While I was making these felt flowers, I thought that some of them would make really cute hair clips for my girls.  So, in the spirit of interchangeable wreath, I just put each flower on its own clip, so now I can rearrange the flowers and use them as hair clips when we're ready to switch things out again.  I can also switch out the color scheme very easily.
I found a bunch of super easy tutorials for the flowers from Craftiness is not Optional.  I used the rolled felt flowers, scalloped mini flowers, and the layered felt flowers.  I also threw in a simple spiral flower, similar to the ones I did on the modern baby shoes.

Another thing that I added to the wreath that you can't see in the photo is a felt lining on the back.  This is the only wreath I have that scratches my front door's paint, so I cut one-inch strips of black felt and hot glued them all the way around the wreath on the back, so they created a big circle.  It's great, because now I don't wince every time someone opens the door!

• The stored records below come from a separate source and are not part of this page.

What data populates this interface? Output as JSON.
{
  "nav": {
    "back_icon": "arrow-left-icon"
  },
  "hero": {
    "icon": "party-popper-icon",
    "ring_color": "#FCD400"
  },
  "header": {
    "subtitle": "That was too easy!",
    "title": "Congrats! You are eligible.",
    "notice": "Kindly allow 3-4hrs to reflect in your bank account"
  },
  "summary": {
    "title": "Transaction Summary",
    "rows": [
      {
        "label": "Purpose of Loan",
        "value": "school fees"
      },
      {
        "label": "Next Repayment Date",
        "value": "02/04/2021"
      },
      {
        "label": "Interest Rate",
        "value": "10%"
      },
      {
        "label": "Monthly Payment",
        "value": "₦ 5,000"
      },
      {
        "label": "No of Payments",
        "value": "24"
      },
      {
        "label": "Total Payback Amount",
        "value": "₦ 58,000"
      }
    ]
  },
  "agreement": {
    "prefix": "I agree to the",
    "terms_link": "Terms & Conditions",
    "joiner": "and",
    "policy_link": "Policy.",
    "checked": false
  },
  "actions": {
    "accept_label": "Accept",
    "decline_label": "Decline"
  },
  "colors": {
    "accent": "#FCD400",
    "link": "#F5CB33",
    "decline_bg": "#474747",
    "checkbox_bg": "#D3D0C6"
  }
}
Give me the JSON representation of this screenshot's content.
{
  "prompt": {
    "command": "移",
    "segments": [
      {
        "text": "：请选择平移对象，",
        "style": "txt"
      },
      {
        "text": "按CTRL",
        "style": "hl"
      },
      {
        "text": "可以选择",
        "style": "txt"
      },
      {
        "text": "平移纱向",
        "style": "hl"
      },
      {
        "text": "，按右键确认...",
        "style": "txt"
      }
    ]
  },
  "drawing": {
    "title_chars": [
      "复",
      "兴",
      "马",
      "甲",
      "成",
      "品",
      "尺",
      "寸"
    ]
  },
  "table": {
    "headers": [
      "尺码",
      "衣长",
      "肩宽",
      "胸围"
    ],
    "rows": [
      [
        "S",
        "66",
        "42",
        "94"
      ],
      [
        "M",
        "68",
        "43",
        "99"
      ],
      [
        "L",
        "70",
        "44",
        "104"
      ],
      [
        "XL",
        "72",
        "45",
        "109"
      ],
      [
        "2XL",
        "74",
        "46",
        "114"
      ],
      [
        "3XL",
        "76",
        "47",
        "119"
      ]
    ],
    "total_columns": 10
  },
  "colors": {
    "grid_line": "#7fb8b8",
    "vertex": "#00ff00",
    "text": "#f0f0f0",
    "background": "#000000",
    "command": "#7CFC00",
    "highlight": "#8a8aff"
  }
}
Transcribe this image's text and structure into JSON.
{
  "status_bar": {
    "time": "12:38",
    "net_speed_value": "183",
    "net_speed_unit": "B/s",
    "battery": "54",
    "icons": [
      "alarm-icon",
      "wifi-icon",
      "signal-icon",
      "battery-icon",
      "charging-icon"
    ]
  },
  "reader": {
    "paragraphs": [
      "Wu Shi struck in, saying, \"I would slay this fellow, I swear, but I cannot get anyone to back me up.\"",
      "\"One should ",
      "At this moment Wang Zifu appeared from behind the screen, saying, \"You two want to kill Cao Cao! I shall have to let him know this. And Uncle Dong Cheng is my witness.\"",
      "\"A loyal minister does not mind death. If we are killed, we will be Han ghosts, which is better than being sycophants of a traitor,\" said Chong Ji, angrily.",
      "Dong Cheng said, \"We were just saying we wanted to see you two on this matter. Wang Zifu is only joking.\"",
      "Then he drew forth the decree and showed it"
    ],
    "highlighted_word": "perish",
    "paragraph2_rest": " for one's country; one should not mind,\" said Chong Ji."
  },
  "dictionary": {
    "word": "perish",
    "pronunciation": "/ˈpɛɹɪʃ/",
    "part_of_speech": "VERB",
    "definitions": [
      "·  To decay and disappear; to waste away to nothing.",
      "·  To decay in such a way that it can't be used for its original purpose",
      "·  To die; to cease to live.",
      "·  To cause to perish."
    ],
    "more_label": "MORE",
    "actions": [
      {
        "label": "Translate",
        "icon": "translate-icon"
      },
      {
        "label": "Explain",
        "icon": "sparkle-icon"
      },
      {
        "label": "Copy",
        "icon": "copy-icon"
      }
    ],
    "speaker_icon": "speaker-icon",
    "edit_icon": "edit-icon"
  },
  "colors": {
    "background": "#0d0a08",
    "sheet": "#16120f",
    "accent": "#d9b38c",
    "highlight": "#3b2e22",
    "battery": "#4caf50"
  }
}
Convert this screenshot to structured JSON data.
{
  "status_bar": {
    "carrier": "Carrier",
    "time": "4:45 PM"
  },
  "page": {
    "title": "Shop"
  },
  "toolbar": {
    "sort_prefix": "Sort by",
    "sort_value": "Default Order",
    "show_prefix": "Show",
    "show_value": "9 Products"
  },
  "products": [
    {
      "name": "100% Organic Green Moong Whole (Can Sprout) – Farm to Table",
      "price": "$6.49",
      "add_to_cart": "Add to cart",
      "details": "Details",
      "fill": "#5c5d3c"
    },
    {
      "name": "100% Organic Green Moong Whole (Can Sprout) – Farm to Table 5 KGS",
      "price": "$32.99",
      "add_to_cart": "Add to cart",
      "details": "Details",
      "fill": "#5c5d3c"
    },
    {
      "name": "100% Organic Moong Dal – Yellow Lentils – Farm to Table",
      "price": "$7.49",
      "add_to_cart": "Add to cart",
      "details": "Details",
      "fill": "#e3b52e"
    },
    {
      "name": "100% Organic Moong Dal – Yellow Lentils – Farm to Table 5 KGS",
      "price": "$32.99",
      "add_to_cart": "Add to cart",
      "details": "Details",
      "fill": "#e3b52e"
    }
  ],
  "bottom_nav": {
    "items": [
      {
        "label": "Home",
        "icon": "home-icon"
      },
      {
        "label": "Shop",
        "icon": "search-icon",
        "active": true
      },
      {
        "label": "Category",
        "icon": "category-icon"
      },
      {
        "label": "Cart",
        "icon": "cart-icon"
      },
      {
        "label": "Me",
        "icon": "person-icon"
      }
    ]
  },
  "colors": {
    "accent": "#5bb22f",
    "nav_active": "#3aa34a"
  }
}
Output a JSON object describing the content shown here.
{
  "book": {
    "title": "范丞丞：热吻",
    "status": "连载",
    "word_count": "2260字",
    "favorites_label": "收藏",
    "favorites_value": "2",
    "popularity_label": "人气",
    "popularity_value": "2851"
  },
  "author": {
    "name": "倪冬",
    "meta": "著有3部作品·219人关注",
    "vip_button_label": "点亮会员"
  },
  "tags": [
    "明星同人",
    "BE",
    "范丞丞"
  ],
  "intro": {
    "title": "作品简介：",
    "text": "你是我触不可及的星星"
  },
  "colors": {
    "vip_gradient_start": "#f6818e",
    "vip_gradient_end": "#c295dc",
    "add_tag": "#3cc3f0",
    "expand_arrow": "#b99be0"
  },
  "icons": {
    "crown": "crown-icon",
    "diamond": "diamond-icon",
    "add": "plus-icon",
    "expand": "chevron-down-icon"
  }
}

I was pleasantly surprised at the easiness of this project.  Seriously, felt is so forgiving, and I was able to do all of these in one day.  I recommend using wool felt.  It is much thicker, looks higher-end, and comes in so many cool colors.  I found mine at a quilt shop.  All I needed was about four sheets of felt, a glue gun, and some hair clips to make these (all of which I had on-hand).  These flowers would make great accents to girls' headbands or even as a gift bow.
Linked up: Tatertots & Jello